For round 2, I again had white, this time against near-master Evan Park, who is barely into double-digit age, a promising youngster who will end up very strong if he keeps at the game. The game transposed into the same position as the first game after 7.d4. Instead of Nabil’s misguided 7…Ne4, Evan played the solid 7…c6, and we had a similarly quiet game. Not too much happened through most of the game; I made motions toward building a big center, but Evan responded appropriately to keep that from happening. When he played 18…cxd4, I decided to switch positional gears by responding 19.exd4 instead of 19.Qxd4.

Both of our armies had been arranged for the position without the closed up d-file, but my sense was that my pieces were more ready to adapt to the new setting. However objectively accurate that sense was, at the very least Evan continued to spend more time thinking in the new scenario. I ended up with some nice positional chances, which I didn’t take full advantage of. We ended up in a level rook-and-bishop versus rook-and-knight endgame, where only Evan’s time trouble proved the decisive factor. He blundered a pawn, and in trying to salvage the situation with little time, ended up losing the knight instead.

So, very unexpectedly, I was on 2/2 coming into the last round, where I had to play black against the very strong NM Alex Heimann, who has a 2400+ USCF rating. We ended up in my pet Philidor Defense, and I was very happy with my position out of the opening. I mean, it was nothing special, but I had an objectively equal position with black, and one that (I thought) I was very comfortable playing. But shortly into the middlegame, I was a little too optimistic and picked the completely wrong plan (starting with 19…Bb7?), one which wasn’t tactically justified, for a reason I really had no business overlooking. It was bad enough that I was objectively lost in short order, and facing an attack that had no answer.

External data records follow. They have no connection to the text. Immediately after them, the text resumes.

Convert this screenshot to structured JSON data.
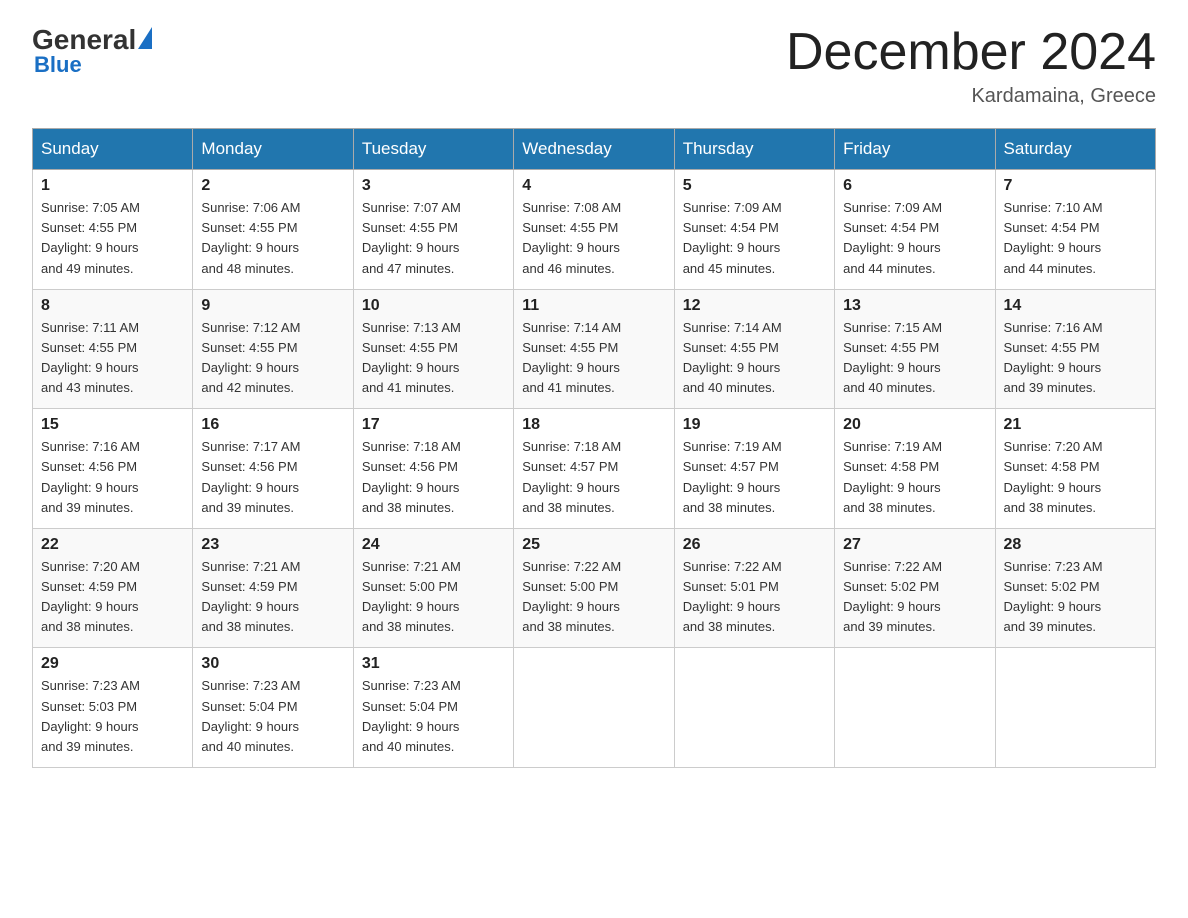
{
  "header": {
    "logo_general": "General",
    "logo_blue": "Blue",
    "title": "December 2024",
    "location": "Kardamaina, Greece"
  },
  "weekdays": [
    "Sunday",
    "Monday",
    "Tuesday",
    "Wednesday",
    "Thursday",
    "Friday",
    "Saturday"
  ],
  "weeks": [
    [
      {
        "day": "1",
        "sunrise": "7:05 AM",
        "sunset": "4:55 PM",
        "daylight": "9 hours and 49 minutes."
      },
      {
        "day": "2",
        "sunrise": "7:06 AM",
        "sunset": "4:55 PM",
        "daylight": "9 hours and 48 minutes."
      },
      {
        "day": "3",
        "sunrise": "7:07 AM",
        "sunset": "4:55 PM",
        "daylight": "9 hours and 47 minutes."
      },
      {
        "day": "4",
        "sunrise": "7:08 AM",
        "sunset": "4:55 PM",
        "daylight": "9 hours and 46 minutes."
      },
      {
        "day": "5",
        "sunrise": "7:09 AM",
        "sunset": "4:54 PM",
        "daylight": "9 hours and 45 minutes."
      },
      {
        "day": "6",
        "sunrise": "7:09 AM",
        "sunset": "4:54 PM",
        "daylight": "9 hours and 44 minutes."
      },
      {
        "day": "7",
        "sunrise": "7:10 AM",
        "sunset": "4:54 PM",
        "daylight": "9 hours and 44 minutes."
      }
    ],
    [
      {
        "day": "8",
        "sunrise": "7:11 AM",
        "sunset": "4:55 PM",
        "daylight": "9 hours and 43 minutes."
      },
      {
        "day": "9",
        "sunrise": "7:12 AM",
        "sunset": "4:55 PM",
        "daylight": "9 hours and 42 minutes."
      },
      {
        "day": "10",
        "sunrise": "7:13 AM",
        "sunset": "4:55 PM",
        "daylight": "9 hours and 41 minutes."
      },
      {
        "day": "11",
        "sunrise": "7:14 AM",
        "sunset": "4:55 PM",
        "daylight": "9 hours and 41 minutes."
      },
      {
        "day": "12",
        "sunrise": "7:14 AM",
        "sunset": "4:55 PM",
        "daylight": "9 hours and 40 minutes."
      },
      {
        "day": "13",
        "sunrise": "7:15 AM",
        "sunset": "4:55 PM",
        "daylight": "9 hours and 40 minutes."
      },
      {
        "day": "14",
        "sunrise": "7:16 AM",
        "sunset": "4:55 PM",
        "daylight": "9 hours and 39 minutes."
      }
    ],
    [
      {
        "day": "15",
        "sunrise": "7:16 AM",
        "sunset": "4:56 PM",
        "daylight": "9 hours and 39 minutes."
      },
      {
        "day": "16",
        "sunrise": "7:17 AM",
        "sunset": "4:56 PM",
        "daylight": "9 hours and 39 minutes."
      },
      {
        "day": "17",
        "sunrise": "7:18 AM",
        "sunset": "4:56 PM",
        "daylight": "9 hours and 38 minutes."
      },
      {
        "day": "18",
        "sunrise": "7:18 AM",
        "sunset": "4:57 PM",
        "daylight": "9 hours and 38 minutes."
      },
      {
        "day": "19",
        "sunrise": "7:19 AM",
        "sunset": "4:57 PM",
        "daylight": "9 hours and 38 minutes."
      },
      {
        "day": "20",
        "sunrise": "7:19 AM",
        "sunset": "4:58 PM",
        "daylight": "9 hours and 38 minutes."
      },
      {
        "day": "21",
        "sunrise": "7:20 AM",
        "sunset": "4:58 PM",
        "daylight": "9 hours and 38 minutes."
      }
    ],
    [
      {
        "day": "22",
        "sunrise": "7:20 AM",
        "sunset": "4:59 PM",
        "daylight": "9 hours and 38 minutes."
      },
      {
        "day": "23",
        "sunrise": "7:21 AM",
        "sunset": "4:59 PM",
        "daylight": "9 hours and 38 minutes."
      },
      {
        "day": "24",
        "sunrise": "7:21 AM",
        "sunset": "5:00 PM",
        "daylight": "9 hours and 38 minutes."
      },
      {
        "day": "25",
        "sunrise": "7:22 AM",
        "sunset": "5:00 PM",
        "daylight": "9 hours and 38 minutes."
      },
      {
        "day": "26",
        "sunrise": "7:22 AM",
        "sunset": "5:01 PM",
        "daylight": "9 hours and 38 minutes."
      },
      {
        "day": "27",
        "sunrise": "7:22 AM",
        "sunset": "5:02 PM",
        "daylight": "9 hours and 39 minutes."
      },
      {
        "day": "28",
        "sunrise": "7:23 AM",
        "sunset": "5:02 PM",
        "daylight": "9 hours and 39 minutes."
      }
    ],
    [
      {
        "day": "29",
        "sunrise": "7:23 AM",
        "sunset": "5:03 PM",
        "daylight": "9 hours and 39 minutes."
      },
      {
        "day": "30",
        "sunrise": "7:23 AM",
        "sunset": "5:04 PM",
        "daylight": "9 hours and 40 minutes."
      },
      {
        "day": "31",
        "sunrise": "7:23 AM",
        "sunset": "5:04 PM",
        "daylight": "9 hours and 40 minutes."
      },
      null,
      null,
      null,
      null
    ]
  ],
  "sunrise_label": "Sunrise:",
  "sunset_label": "Sunset:",
  "daylight_label": "Daylight:"
}
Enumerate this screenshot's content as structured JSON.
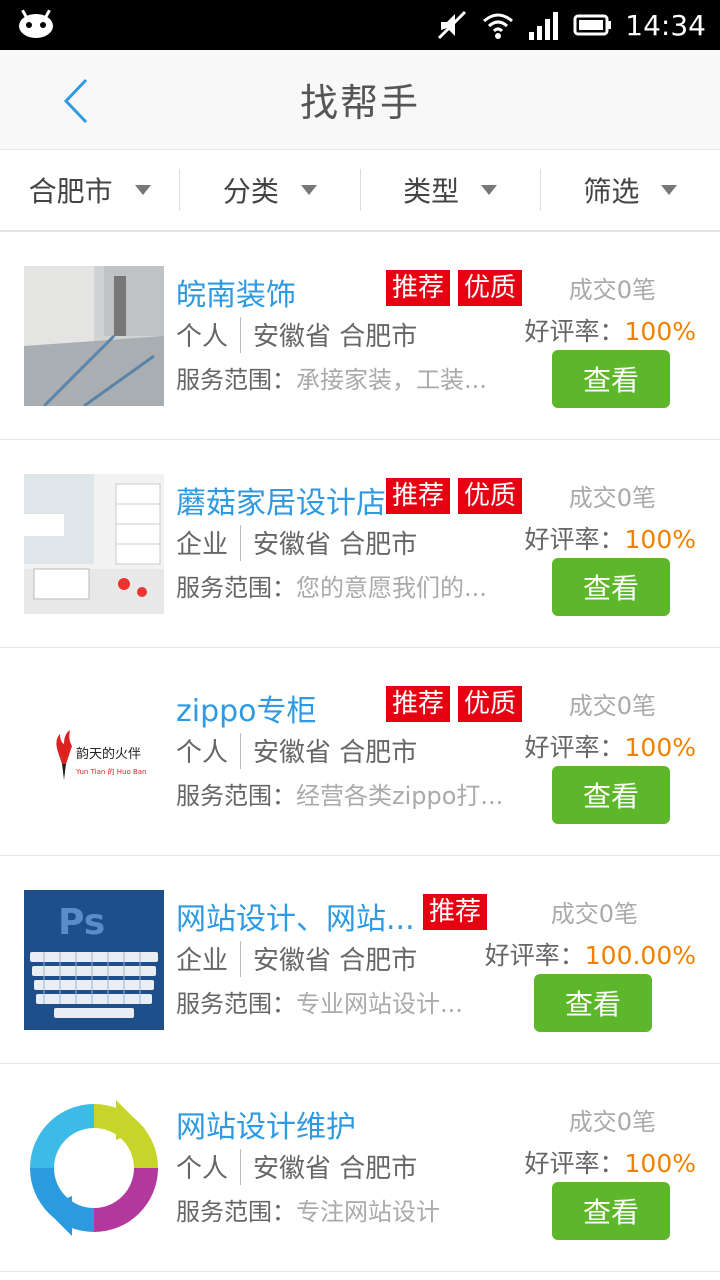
{
  "status_bar": {
    "time": "14:34"
  },
  "header": {
    "title": "找帮手"
  },
  "filters": [
    {
      "label": "合肥市"
    },
    {
      "label": "分类"
    },
    {
      "label": "类型"
    },
    {
      "label": "筛选"
    }
  ],
  "items": [
    {
      "name": "皖南装饰",
      "tags": [
        "推荐",
        "优质"
      ],
      "type": "个人",
      "location": "安徽省 合肥市",
      "scope_label": "服务范围：",
      "scope_desc": "承接家装，工装...",
      "deals": "成交0笔",
      "rating_label": "好评率：",
      "rating_value": "100%",
      "button": "查看"
    },
    {
      "name": "蘑菇家居设计店",
      "tags": [
        "推荐",
        "优质"
      ],
      "type": "企业",
      "location": "安徽省 合肥市",
      "scope_label": "服务范围：",
      "scope_desc": "您的意愿我们的...",
      "deals": "成交0笔",
      "rating_label": "好评率：",
      "rating_value": "100%",
      "button": "查看"
    },
    {
      "name": "zippo专柜",
      "tags": [
        "推荐",
        "优质"
      ],
      "type": "个人",
      "location": "安徽省 合肥市",
      "scope_label": "服务范围：",
      "scope_desc": "经营各类zippo打...",
      "deals": "成交0笔",
      "rating_label": "好评率：",
      "rating_value": "100%",
      "button": "查看",
      "logo_text": "韵天的火伴",
      "logo_sub": "Yun Tian 的 Huo Ban"
    },
    {
      "name": "网站设计、网站...",
      "tags": [
        "推荐"
      ],
      "type": "企业",
      "location": "安徽省 合肥市",
      "scope_label": "服务范围：",
      "scope_desc": "专业网站设计...",
      "deals": "成交0笔",
      "rating_label": "好评率：",
      "rating_value": "100.00%",
      "button": "查看"
    },
    {
      "name": "网站设计维护",
      "tags": [],
      "type": "个人",
      "location": "安徽省 合肥市",
      "scope_label": "服务范围：",
      "scope_desc": "专注网站设计",
      "deals": "成交0笔",
      "rating_label": "好评率：",
      "rating_value": "100%",
      "button": "查看"
    }
  ],
  "colors": {
    "accent_blue": "#2f9ae2",
    "tag_red": "#e60012",
    "button_green": "#5cb82a",
    "rating_orange": "#f08000"
  }
}
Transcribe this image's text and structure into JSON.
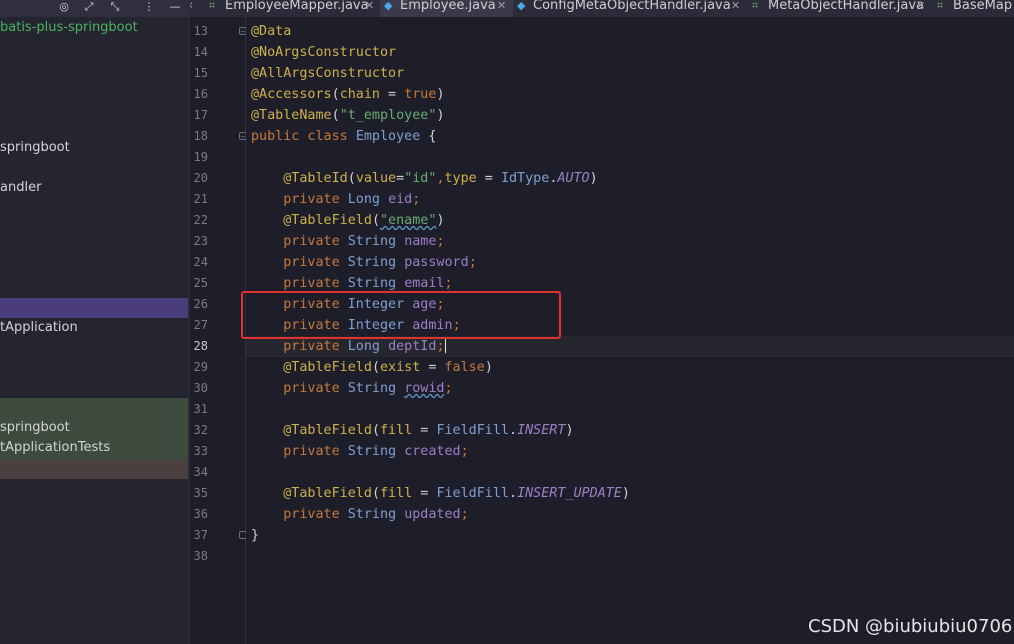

All in all, not a bad Saturday of chess. And in three games against master-level players, I managed to make only a handful of bad or questionable moves. I didn’t really deserve to score as well as I did, but that’s chess sometimes.